People are sometimes surprised to learn that the plague still exists today. They ask me why they have never heard about it in the news. Well, it is occasionally in the news for a day and then we go on to the next crisis. Today plague outbreaks occur in parts of the world that don’t get good or sustained news coverage.
About 90% of plague cases reported to the World Health Organization today come from Africa. Uganda experiences about 200-400 cases per year with an case fatality rate of 30%. This cluster of 127 cases occurred between July and December of 2006 in the Arua and Nebbi districts of northwestern Uganda. Some of the initial patients did not seek medical care because they believed the illness and deaths were due to a local feud. Only when people not associated with the feud died did they begin to seek medical treatment at a local clinic. Diagnosis of plague by symptoms can be difficult enough without patients attributing illness to supernatural causes. Cases were spread over the region with four villages producing ten or more cases and nine villages producing at least two cases.
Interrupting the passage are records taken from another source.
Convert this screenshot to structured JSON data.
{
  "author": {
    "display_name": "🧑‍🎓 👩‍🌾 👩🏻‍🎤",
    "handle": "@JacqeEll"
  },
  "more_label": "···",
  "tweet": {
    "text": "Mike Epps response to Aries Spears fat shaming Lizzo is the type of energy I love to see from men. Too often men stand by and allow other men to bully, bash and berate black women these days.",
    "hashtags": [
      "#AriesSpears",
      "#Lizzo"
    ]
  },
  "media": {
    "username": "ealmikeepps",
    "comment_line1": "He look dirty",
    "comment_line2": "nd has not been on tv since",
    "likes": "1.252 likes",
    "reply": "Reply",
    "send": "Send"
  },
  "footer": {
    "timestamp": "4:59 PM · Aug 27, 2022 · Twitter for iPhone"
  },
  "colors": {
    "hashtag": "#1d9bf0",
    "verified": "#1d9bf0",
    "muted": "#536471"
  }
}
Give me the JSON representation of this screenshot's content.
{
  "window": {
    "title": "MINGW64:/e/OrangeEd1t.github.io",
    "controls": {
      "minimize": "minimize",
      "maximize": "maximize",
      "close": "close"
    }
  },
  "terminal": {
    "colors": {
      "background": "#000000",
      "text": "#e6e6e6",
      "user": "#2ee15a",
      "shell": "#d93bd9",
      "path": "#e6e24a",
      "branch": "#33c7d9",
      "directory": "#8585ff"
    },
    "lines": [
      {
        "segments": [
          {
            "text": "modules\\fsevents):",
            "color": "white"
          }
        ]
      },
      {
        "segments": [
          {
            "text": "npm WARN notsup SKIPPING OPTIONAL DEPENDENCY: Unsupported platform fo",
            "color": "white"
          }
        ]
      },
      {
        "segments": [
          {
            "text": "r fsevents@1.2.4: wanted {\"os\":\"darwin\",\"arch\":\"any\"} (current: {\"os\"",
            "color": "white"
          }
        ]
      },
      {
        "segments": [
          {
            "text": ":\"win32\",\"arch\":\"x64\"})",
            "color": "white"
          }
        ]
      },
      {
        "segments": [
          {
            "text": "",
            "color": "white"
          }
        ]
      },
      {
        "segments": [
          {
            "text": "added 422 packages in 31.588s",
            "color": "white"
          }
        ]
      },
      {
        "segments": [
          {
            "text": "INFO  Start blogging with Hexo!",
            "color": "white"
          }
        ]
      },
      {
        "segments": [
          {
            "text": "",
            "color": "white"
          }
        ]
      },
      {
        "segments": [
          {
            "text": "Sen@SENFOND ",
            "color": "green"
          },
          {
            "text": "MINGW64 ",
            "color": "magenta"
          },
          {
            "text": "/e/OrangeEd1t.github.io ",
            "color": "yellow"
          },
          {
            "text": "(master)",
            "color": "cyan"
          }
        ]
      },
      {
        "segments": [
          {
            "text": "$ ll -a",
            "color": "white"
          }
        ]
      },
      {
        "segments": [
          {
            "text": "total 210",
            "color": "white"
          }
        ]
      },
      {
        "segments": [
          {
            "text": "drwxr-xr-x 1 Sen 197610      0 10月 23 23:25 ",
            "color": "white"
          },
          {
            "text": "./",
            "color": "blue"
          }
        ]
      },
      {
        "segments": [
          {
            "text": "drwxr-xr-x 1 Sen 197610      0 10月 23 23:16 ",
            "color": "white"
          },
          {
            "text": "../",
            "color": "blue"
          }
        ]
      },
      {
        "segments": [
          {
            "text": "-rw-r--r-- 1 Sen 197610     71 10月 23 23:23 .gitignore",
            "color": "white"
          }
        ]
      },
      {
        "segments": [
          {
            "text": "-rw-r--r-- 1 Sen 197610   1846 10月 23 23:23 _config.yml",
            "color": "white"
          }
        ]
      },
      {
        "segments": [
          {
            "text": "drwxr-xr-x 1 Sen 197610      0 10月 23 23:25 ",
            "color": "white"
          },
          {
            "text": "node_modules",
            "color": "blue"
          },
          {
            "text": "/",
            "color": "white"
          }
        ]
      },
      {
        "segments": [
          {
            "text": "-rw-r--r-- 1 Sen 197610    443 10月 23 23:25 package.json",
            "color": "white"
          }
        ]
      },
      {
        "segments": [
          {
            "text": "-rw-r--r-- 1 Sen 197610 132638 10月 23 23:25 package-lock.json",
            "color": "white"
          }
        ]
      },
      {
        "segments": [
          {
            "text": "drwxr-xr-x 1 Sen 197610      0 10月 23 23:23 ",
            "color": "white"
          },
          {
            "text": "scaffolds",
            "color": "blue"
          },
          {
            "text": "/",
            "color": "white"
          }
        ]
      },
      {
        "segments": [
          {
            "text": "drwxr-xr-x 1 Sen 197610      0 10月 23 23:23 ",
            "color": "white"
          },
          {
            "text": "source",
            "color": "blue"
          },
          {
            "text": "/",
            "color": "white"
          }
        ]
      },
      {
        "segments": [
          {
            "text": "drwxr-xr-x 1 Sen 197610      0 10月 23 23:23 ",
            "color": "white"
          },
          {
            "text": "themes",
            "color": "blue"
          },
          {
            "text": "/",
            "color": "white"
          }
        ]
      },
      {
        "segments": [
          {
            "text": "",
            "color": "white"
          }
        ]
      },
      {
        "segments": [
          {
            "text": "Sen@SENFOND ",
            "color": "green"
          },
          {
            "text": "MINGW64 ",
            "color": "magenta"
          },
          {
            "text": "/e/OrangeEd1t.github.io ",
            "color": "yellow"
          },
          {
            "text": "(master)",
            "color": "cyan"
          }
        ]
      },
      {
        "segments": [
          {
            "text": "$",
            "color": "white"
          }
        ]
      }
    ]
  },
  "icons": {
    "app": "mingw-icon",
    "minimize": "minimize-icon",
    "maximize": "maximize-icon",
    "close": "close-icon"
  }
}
Due to a lack of clinical laboratories in the region, most patients had to be diagnosed by clinical symptoms: a sudden fever, chills, headache, fatigue, and a painful, swollen lymph node(s) in bubonic plague or a bloody cough in pneumonic plague. Development of the plague rapid diagnostic test was done for areas like this region of Uganda where lab facilities are sparse. These newer tests appear not to have been available for this outbreak. Of the 127 recognized patients, 88% had bubonic plague and 12% had pneumonic plague. Once villagers began seeking treatment they were given antibiotics and most recovered. The overall fatality rate for this outbreak was 22%, although 11 of 12 cases of pneumonic plague died.
Pneumonic cases clustered in families. In one documented cluster, a 10 year old boy initially developed bubonic plague with a bubo on his neck. He developed a bloody cough and soon died, to be followed by the deaths of mother, grandmother and aunt. Two others from this village also died of pneumonic plague. In another cluster related to this outbreak (but excluded from study data) a 15 year old girl contracted pneumonic plague while visiting relatives in the Nebbi region and returned to her home district of Masindi, starting an outbreak the killed seven.
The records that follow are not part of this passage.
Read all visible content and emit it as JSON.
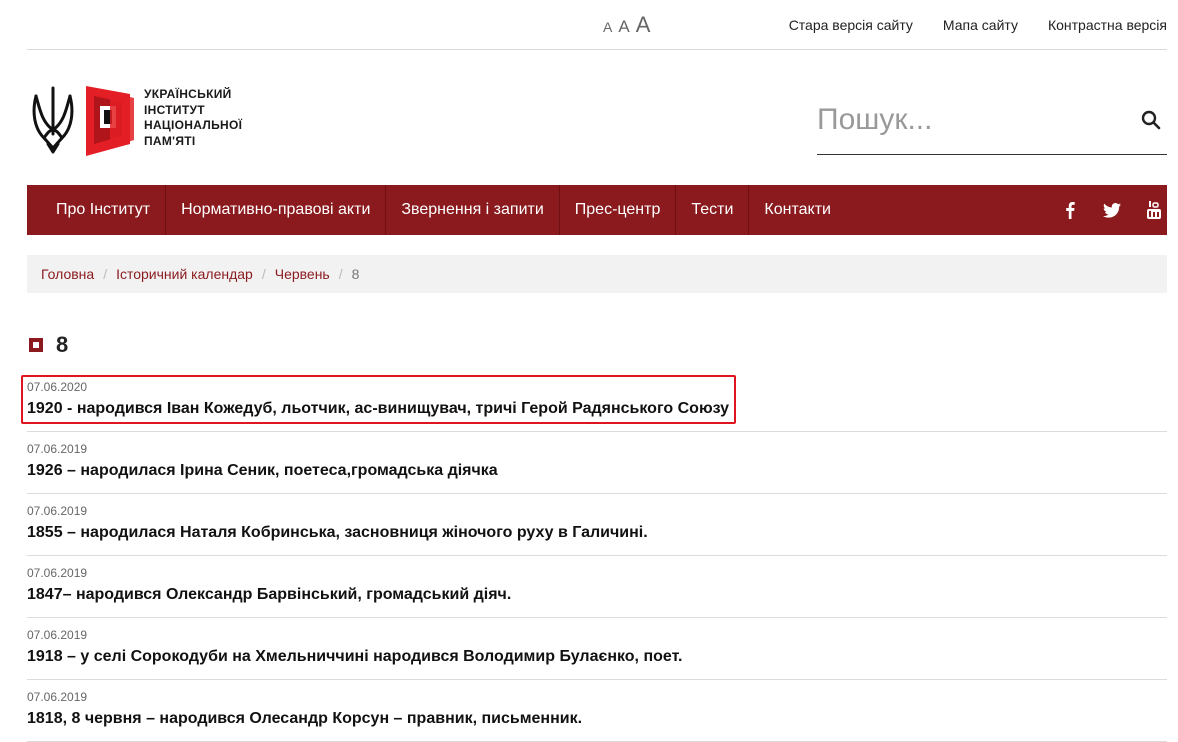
{
  "font_sizes": [
    "A",
    "A",
    "A"
  ],
  "top_links": [
    "Стара версія сайту",
    "Мапа сайту",
    "Контрастна версія"
  ],
  "logo": {
    "lines": [
      "УКРАЇНСЬКИЙ",
      "ІНСТИТУТ",
      "НАЦІОНАЛЬНОЇ",
      "ПАМ'ЯТІ"
    ]
  },
  "search": {
    "placeholder": "Пошук..."
  },
  "nav": {
    "items": [
      "Про Інститут",
      "Нормативно-правові акти",
      "Звернення і запити",
      "Прес-центр",
      "Тести",
      "Контакти"
    ]
  },
  "breadcrumb": {
    "items": [
      "Головна",
      "Історичний календар",
      "Червень"
    ],
    "current": "8",
    "separator": "/"
  },
  "page_title": "8",
  "articles": [
    {
      "date": "07.06.2020",
      "title": "1920 - народився Іван Кожедуб, льотчик, ас-винищувач, тричі Герой Радянського Союзу"
    },
    {
      "date": "07.06.2019",
      "title": "1926 – народилася Ірина Сеник, поетеса,громадська діячка"
    },
    {
      "date": "07.06.2019",
      "title": "1855 – народилася Наталя Кобринська, засновниця жіночого руху в Галичині."
    },
    {
      "date": "07.06.2019",
      "title": "1847– народився Олександр Барвінський, громадський діяч."
    },
    {
      "date": "07.06.2019",
      "title": "1918 – у селі Сорокодуби на Хмельниччині народився Володимир Булаєнко, поет."
    },
    {
      "date": "07.06.2019",
      "title": "1818, 8 червня – народився Олесандр Корсун – правник, письменник."
    }
  ],
  "colors": {
    "brand": "#8b1a1e",
    "highlight": "#e0141e",
    "logo_red": "#e31e24"
  },
  "icons": [
    "trident-icon",
    "logo-mark-icon",
    "search-icon",
    "facebook-icon",
    "twitter-icon",
    "youtube-icon"
  ]
}
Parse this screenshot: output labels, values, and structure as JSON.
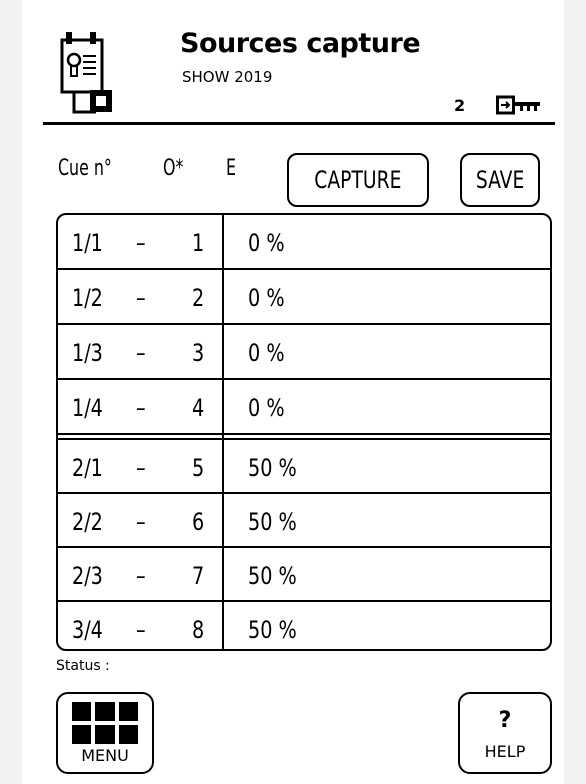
{
  "header": {
    "title": "Sources capture",
    "subtitle": "SHOW 2019",
    "user_count": "2",
    "app_icon": "clipboard-icon",
    "key_icon": "key-icon"
  },
  "controls": {
    "cue_label": "Cue n°",
    "o_label": "O*",
    "e_label": "E",
    "capture_label": "CAPTURE",
    "save_label": "SAVE"
  },
  "table": {
    "rows": [
      {
        "cue": "1/1",
        "dash": "–",
        "num": "1",
        "value": "0 %"
      },
      {
        "cue": "1/2",
        "dash": "–",
        "num": "2",
        "value": "0 %"
      },
      {
        "cue": "1/3",
        "dash": "–",
        "num": "3",
        "value": "0 %"
      },
      {
        "cue": "1/4",
        "dash": "–",
        "num": "4",
        "value": "0 %"
      },
      {
        "cue": "2/1",
        "dash": "–",
        "num": "5",
        "value": "50 %"
      },
      {
        "cue": "2/2",
        "dash": "–",
        "num": "6",
        "value": "50 %"
      },
      {
        "cue": "2/3",
        "dash": "–",
        "num": "7",
        "value": "50 %"
      },
      {
        "cue": "3/4",
        "dash": "–",
        "num": "8",
        "value": "50 %"
      }
    ]
  },
  "status": {
    "label": "Status :"
  },
  "footer": {
    "menu_label": "MENU",
    "help_symbol": "?",
    "help_label": "HELP",
    "menu_icon": "grid-menu-icon"
  }
}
Interviews were conducted with 39 recovered patients from two villages. Dead rats reported in or around the homes of 59% of the interviewed patients, including some who buried the dead rats near their homes. Four of eight dead rats collected by the investigative team from these two villages tested positive for Yersinia pestis. Trapped live rats were found to have an average of two fleas per rat; more than one flea per rat is associated with increased risk of plague transmission.
While this outbreak may seem small compared to medieval plagues, this is the spark from which a great epidemic can grow. Antibiotics and knowledge of the importance of rodents in transmission prevent these epidemics from growing. The people in these villages didn’t associate rat deaths with their illness and neither did medieval people. Plague is still very much on the radar screen of ministries of health throughout Africa and around the world.
Centers for Disease Control and Prevention (CDC) (2009). Bubonic and pneumonic plague – Uganda, 2006. MMWR. Morbidity and mortality weekly report, 58 (28), 778-81 PMID: 19629028